Addy, the midwife cradled a crucifix.
Your mother gripped a birthing chair,
fragments of the hundred year coffee tree,
towels boiled over fire,
leather strap and guts -
You emerged, glass slits for eyes.
Blood pooled, then froze,
on the floor.

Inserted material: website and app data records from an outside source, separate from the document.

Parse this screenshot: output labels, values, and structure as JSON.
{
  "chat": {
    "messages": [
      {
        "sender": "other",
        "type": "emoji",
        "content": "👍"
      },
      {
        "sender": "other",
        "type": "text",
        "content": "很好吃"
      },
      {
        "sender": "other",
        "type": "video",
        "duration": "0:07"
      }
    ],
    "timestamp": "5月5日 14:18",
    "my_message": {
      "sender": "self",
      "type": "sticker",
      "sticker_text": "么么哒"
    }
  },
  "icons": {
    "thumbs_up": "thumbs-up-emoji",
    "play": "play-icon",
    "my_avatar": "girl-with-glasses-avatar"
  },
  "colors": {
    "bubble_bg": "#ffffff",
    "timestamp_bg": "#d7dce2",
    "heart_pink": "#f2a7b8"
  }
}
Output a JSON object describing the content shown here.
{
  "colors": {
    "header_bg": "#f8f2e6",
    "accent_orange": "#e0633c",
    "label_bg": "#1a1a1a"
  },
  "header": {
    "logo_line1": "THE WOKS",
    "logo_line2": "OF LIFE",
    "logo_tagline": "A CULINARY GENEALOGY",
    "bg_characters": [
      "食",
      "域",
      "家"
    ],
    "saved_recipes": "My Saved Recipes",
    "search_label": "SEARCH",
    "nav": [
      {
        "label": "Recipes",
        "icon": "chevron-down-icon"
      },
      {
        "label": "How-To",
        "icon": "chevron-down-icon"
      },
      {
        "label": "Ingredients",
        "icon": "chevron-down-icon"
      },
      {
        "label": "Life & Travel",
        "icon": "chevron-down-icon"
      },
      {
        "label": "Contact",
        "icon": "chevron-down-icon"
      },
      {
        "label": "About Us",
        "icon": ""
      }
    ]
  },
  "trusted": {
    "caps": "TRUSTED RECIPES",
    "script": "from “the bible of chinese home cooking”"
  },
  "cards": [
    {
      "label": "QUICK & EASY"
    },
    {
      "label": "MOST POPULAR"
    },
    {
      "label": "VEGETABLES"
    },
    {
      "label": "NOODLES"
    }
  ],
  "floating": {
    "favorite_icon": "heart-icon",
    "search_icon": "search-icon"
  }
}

Steam escaped in a ghostly
pale as if one soul entered while another left.
She pushed you into the world and then never more.
Addy sang softly in her work, words
heavy with damp, drying what remained
before what remained froze.
In spring, burlap carried the seed
that paid for the land, but this night
men - who would never stand and wait -
blanketed grief, filled gaps, kept back the cold.